I should want a woman to marry me for love of me, and not out of romantic admiration because I was lucky enough to drill a hole in a man's shoulder with smokeless powder.
I don't want you to marry me simply because by so doing a stop is put to the beach gossip, nor do I want you to marry me out of some foolish romantic notion.
That wouldn't have been romantic, and, besides, it would have made the story too long.
Well," hesitated Diana, "that part where AVERIL makes the cake doesn't seem to me quite romantic enough to match the rest.
Amongst the great commercial streams of these islands, the Thames is the only one, I think, open to romantic feeling, from the fact that the sight of human labour and the sounds of human industry do not come down its shores to the very sea, destroying the suggestion of mysterious vastness caused by the configuration of the shore.
But I admit that the cart has got a little in front of the horse, and I grow suddenly alarmed lest the reader should be suspecting me of an elopement, or some such romantic vulgarity.
He honestly mistook his sensuality for romantic emotion, his vacillation for the artistic temperament, and his idleness for philosophic calm.
In these two romantic natures was manifest in a signal way that neglected phenomenon, the dominance of the sexual element in all the relations of life, strengthening, softening, and beautifying even those of consanguinity.

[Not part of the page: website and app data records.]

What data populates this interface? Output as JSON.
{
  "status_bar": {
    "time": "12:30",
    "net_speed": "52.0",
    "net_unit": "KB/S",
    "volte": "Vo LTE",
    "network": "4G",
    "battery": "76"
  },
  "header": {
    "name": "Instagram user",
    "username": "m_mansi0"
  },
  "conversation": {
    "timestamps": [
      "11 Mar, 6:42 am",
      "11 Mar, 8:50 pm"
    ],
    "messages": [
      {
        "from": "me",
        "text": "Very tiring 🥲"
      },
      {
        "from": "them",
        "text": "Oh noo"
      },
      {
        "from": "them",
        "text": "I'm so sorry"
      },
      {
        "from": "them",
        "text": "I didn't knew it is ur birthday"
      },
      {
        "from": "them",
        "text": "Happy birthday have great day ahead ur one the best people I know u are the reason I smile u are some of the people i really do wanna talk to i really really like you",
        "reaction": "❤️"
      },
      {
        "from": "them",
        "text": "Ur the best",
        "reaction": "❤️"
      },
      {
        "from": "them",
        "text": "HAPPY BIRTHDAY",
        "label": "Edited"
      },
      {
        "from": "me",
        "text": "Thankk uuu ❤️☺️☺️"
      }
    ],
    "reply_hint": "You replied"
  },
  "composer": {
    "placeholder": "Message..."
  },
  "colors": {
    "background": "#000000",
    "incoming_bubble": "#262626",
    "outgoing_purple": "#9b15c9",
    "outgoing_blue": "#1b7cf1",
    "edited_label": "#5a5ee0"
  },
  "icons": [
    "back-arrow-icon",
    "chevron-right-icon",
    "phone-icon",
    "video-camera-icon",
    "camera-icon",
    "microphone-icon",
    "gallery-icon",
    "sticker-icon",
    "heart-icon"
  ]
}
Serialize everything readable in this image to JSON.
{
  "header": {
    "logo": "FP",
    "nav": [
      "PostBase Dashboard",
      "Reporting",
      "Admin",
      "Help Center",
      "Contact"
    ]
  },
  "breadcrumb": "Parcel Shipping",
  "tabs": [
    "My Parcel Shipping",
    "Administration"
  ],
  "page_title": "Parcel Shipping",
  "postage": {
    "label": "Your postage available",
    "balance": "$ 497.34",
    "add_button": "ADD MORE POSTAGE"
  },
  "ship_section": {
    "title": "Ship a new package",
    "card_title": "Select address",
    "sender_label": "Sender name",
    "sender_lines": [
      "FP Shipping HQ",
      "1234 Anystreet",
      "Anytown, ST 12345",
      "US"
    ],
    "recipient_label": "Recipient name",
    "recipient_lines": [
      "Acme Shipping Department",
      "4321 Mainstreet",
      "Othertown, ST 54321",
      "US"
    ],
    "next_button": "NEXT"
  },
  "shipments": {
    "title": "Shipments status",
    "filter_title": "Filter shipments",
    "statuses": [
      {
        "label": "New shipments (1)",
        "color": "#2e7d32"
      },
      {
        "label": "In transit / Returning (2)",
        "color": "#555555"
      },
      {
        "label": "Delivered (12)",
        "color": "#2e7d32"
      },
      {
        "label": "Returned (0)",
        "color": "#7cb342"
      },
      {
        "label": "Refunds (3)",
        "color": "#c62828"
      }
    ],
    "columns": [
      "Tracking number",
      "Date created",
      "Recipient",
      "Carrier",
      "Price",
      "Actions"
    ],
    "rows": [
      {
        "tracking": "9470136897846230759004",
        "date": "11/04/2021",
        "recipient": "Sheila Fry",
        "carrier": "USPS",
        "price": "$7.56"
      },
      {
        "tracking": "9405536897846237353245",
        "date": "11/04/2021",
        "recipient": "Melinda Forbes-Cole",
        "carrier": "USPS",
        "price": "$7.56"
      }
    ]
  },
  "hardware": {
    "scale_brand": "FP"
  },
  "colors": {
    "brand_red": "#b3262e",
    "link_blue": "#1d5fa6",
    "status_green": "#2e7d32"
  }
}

Our mansion was situated in one of the most romantic parts of the Vale of Uske.